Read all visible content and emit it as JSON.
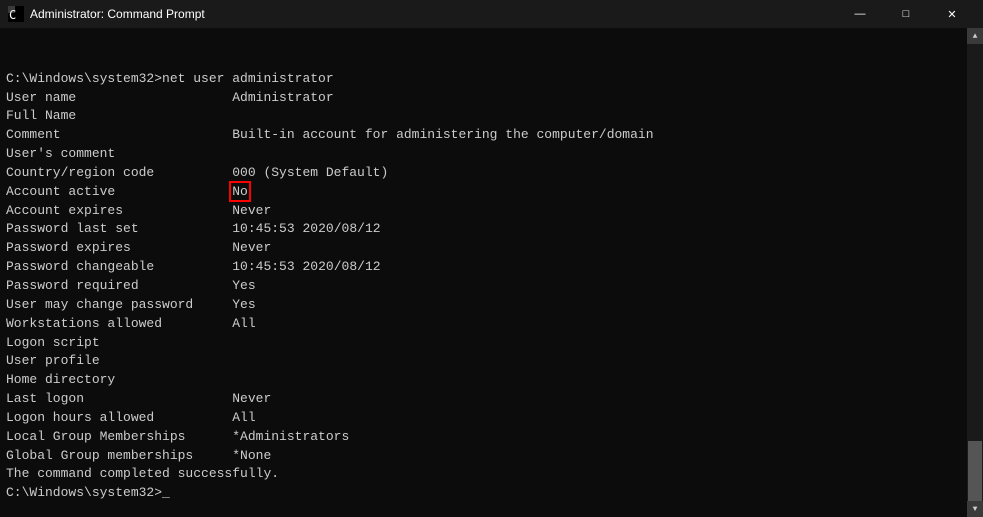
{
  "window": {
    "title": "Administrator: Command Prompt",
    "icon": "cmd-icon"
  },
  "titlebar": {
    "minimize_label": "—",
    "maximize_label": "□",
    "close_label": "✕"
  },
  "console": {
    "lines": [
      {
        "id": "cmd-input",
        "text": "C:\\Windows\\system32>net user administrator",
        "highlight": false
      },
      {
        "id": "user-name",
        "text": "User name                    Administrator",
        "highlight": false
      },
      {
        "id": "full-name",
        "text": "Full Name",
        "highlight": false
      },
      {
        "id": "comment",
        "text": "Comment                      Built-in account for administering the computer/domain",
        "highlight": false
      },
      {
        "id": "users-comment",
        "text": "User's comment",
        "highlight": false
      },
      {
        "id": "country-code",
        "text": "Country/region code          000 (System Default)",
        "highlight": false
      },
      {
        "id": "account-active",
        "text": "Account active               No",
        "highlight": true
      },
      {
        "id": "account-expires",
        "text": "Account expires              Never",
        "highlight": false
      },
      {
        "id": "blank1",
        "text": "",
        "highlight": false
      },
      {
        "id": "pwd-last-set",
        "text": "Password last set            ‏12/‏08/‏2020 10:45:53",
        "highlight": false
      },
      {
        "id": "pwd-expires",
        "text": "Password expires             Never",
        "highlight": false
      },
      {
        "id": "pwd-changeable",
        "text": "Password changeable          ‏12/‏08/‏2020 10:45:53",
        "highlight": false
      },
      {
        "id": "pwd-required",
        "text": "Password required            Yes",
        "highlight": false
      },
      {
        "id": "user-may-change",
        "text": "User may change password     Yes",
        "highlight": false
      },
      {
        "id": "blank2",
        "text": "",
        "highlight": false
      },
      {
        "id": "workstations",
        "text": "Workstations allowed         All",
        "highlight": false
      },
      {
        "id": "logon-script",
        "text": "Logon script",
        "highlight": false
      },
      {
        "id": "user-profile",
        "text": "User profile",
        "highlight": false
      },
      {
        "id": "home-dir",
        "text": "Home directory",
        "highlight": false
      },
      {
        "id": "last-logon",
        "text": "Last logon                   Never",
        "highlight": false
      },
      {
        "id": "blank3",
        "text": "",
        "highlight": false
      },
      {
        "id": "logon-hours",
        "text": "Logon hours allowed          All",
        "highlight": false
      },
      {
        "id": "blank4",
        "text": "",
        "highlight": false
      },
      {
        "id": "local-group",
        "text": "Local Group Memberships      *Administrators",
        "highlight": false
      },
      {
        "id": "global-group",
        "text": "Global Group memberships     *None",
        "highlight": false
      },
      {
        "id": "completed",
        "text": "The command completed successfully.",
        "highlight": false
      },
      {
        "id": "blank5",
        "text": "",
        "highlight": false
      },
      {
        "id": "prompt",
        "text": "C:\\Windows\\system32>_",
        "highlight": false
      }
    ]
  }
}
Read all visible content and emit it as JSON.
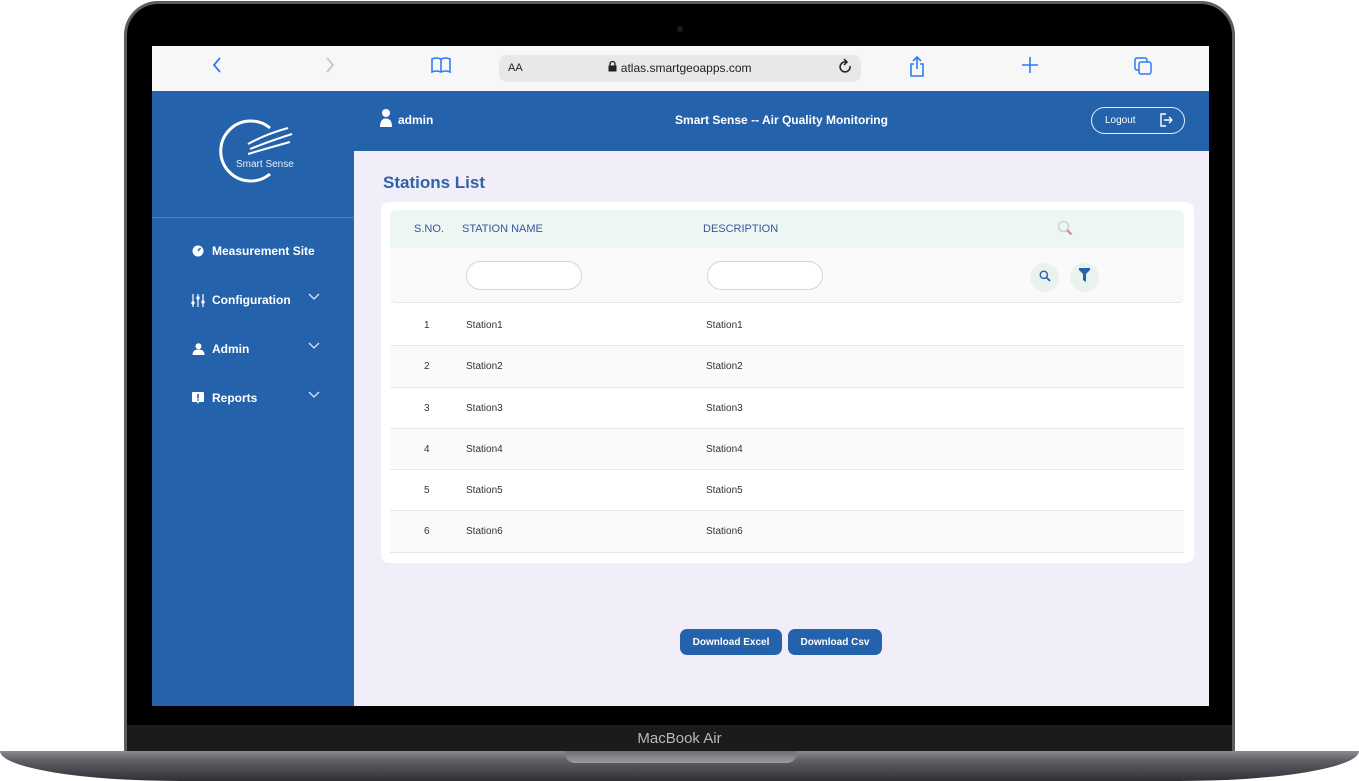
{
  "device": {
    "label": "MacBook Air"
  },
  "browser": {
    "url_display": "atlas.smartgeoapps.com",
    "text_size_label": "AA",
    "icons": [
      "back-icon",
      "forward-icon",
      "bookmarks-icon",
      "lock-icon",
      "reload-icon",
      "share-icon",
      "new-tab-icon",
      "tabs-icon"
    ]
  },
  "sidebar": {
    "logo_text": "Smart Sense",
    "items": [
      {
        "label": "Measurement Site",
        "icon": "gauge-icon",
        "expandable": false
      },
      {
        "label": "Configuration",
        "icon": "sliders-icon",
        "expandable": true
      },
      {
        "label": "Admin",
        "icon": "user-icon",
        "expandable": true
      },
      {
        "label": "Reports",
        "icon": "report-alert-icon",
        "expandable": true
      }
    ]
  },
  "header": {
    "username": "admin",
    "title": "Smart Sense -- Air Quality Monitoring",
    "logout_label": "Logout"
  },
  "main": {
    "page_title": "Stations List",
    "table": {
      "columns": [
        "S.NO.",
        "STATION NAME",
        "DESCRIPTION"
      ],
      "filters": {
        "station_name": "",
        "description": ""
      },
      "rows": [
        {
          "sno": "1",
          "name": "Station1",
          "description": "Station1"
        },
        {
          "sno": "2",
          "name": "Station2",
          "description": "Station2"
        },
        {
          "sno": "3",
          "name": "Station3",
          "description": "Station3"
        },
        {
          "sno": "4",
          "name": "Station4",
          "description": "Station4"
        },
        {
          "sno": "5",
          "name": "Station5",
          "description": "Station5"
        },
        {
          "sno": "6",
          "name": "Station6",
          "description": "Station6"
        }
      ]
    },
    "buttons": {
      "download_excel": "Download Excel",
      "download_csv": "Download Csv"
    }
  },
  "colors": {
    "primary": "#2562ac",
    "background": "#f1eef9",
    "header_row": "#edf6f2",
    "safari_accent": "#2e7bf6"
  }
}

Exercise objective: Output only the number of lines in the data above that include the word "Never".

Your response: 3